If a line in the material below holds the string "object", tally it, then give the tally alone.
(Available records Opens)
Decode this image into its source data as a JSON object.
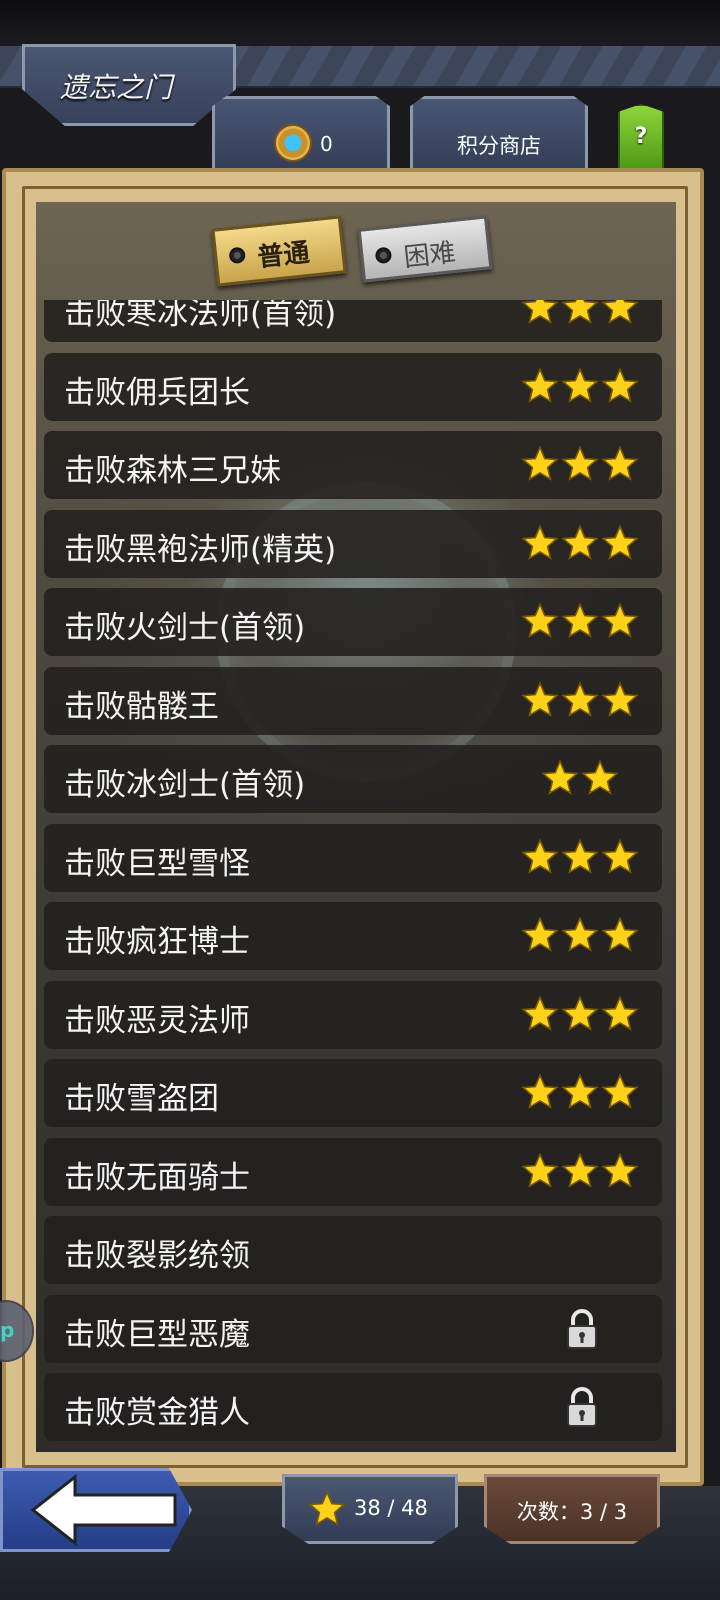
{
  "header": {
    "title": "遗忘之门",
    "points_value": "0",
    "shop_label": "积分商店",
    "help_label": "?"
  },
  "difficulty_tabs": {
    "normal": "普通",
    "hard": "困难",
    "selected": "normal"
  },
  "list": {
    "rows": [
      {
        "label": "击败寒冰法师(首领)",
        "stars": 3,
        "locked": false
      },
      {
        "label": "击败佣兵团长",
        "stars": 3,
        "locked": false
      },
      {
        "label": "击败森林三兄妹",
        "stars": 3,
        "locked": false
      },
      {
        "label": "击败黑袍法师(精英)",
        "stars": 3,
        "locked": false
      },
      {
        "label": "击败火剑士(首领)",
        "stars": 3,
        "locked": false
      },
      {
        "label": "击败骷髅王",
        "stars": 3,
        "locked": false
      },
      {
        "label": "击败冰剑士(首领)",
        "stars": 2,
        "locked": false
      },
      {
        "label": "击败巨型雪怪",
        "stars": 3,
        "locked": false
      },
      {
        "label": "击败疯狂博士",
        "stars": 3,
        "locked": false
      },
      {
        "label": "击败恶灵法师",
        "stars": 3,
        "locked": false
      },
      {
        "label": "击败雪盗团",
        "stars": 3,
        "locked": false
      },
      {
        "label": "击败无面骑士",
        "stars": 3,
        "locked": false
      },
      {
        "label": "击败裂影统领",
        "stars": 0,
        "locked": false
      },
      {
        "label": "击败巨型恶魔",
        "stars": 0,
        "locked": true
      },
      {
        "label": "击败赏金猎人",
        "stars": 0,
        "locked": true
      }
    ]
  },
  "footer": {
    "stars_total": "38 / 48",
    "attempts": "次数：3 / 3"
  },
  "side_bubble_text": "p",
  "icons": {
    "star": "star-icon",
    "lock": "lock-icon",
    "medal": "medal-icon",
    "back": "back-arrow-icon"
  },
  "colors": {
    "star_fill": "#ffd21a",
    "row_bg": "#22201e",
    "frame": "#d8bf8c",
    "help_green": "#6cbf2a"
  }
}
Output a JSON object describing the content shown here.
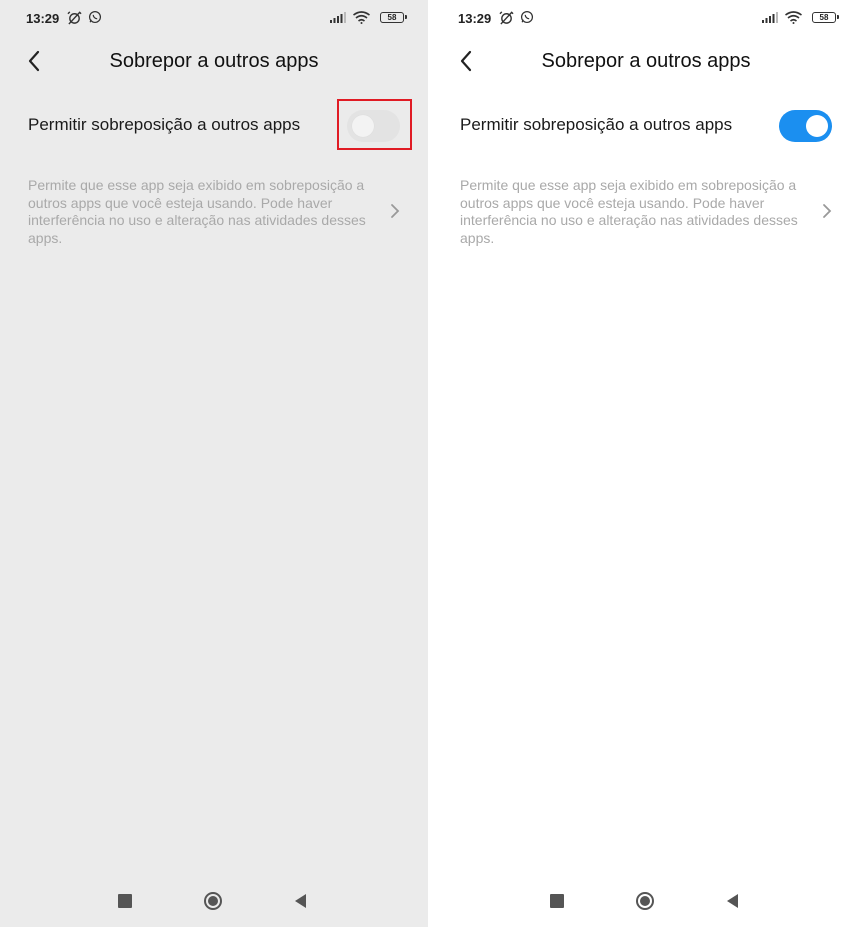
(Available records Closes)
### Your response
2